* REQUIREMENT
What you return should be the complete listing, unchanged, with no pictures in it.
________
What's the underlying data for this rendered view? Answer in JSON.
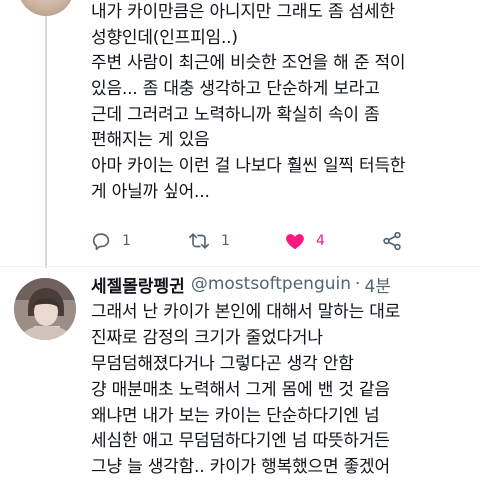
{
  "tweet1": {
    "lines": [
      "내가 카이만큼은 아니지만 그래도 좀 섬세한",
      "성향인데(인프피임..)",
      "주변 사람이 최근에 비슷한 조언을 해 준 적이",
      "있음... 좀 대충 생각하고 단순하게 보라고",
      "근데 그러려고 노력하니까 확실히 속이 좀",
      "편해지는 게 있음",
      "아마 카이는 이런 걸 나보다 훨씬 일찍 터득한",
      "게 아닐까 싶어..."
    ],
    "actions": {
      "reply_count": "1",
      "retweet_count": "1",
      "like_count": "4"
    }
  },
  "tweet2": {
    "display_name": "세젤몰랑펭귄",
    "handle": "@mostsoftpenguin",
    "separator": "·",
    "time": "4분",
    "lines": [
      "그래서 난 카이가 본인에 대해서 말하는 대로",
      "진짜로 감정의 크기가 줄었다거나",
      "무덤덤해졌다거나 그렇다곤 생각 안함",
      "걍 매분매초 노력해서 그게 몸에 밴 것 같음",
      "왜냐면 내가 보는 카이는 단순하다기엔 넘",
      "세심한 애고 무덤덤하다기엔 넘 따뜻하거든",
      "그냥 늘 생각함.. 카이가 행복했으면 좋겠어"
    ]
  },
  "colors": {
    "text": "#0f1419",
    "secondary": "#536471",
    "like": "#f91880",
    "thread_line": "#cfd9de"
  },
  "icons": [
    "reply-icon",
    "retweet-icon",
    "like-icon",
    "share-icon"
  ]
}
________
* RESPONSE BELOW
What's the underlying data for this rendered view? Answer in JSON.
{
  "tweet1": {
    "lines": [
      "내가 카이만큼은 아니지만 그래도 좀 섬세한",
      "성향인데(인프피임..)",
      "주변 사람이 최근에 비슷한 조언을 해 준 적이",
      "있음... 좀 대충 생각하고 단순하게 보라고",
      "근데 그러려고 노력하니까 확실히 속이 좀",
      "편해지는 게 있음",
      "아마 카이는 이런 걸 나보다 훨씬 일찍 터득한",
      "게 아닐까 싶어..."
    ],
    "actions": {
      "reply_count": "1",
      "retweet_count": "1",
      "like_count": "4"
    }
  },
  "tweet2": {
    "display_name": "세젤몰랑펭귄",
    "handle": "@mostsoftpenguin",
    "separator": "·",
    "time": "4분",
    "lines": [
      "그래서 난 카이가 본인에 대해서 말하는 대로",
      "진짜로 감정의 크기가 줄었다거나",
      "무덤덤해졌다거나 그렇다곤 생각 안함",
      "걍 매분매초 노력해서 그게 몸에 밴 것 같음",
      "왜냐면 내가 보는 카이는 단순하다기엔 넘",
      "세심한 애고 무덤덤하다기엔 넘 따뜻하거든",
      "그냥 늘 생각함.. 카이가 행복했으면 좋겠어"
    ]
  },
  "colors": {
    "text": "#0f1419",
    "secondary": "#536471",
    "like": "#f91880",
    "thread_line": "#cfd9de"
  },
  "icons": [
    "reply-icon",
    "retweet-icon",
    "like-icon",
    "share-icon"
  ]
}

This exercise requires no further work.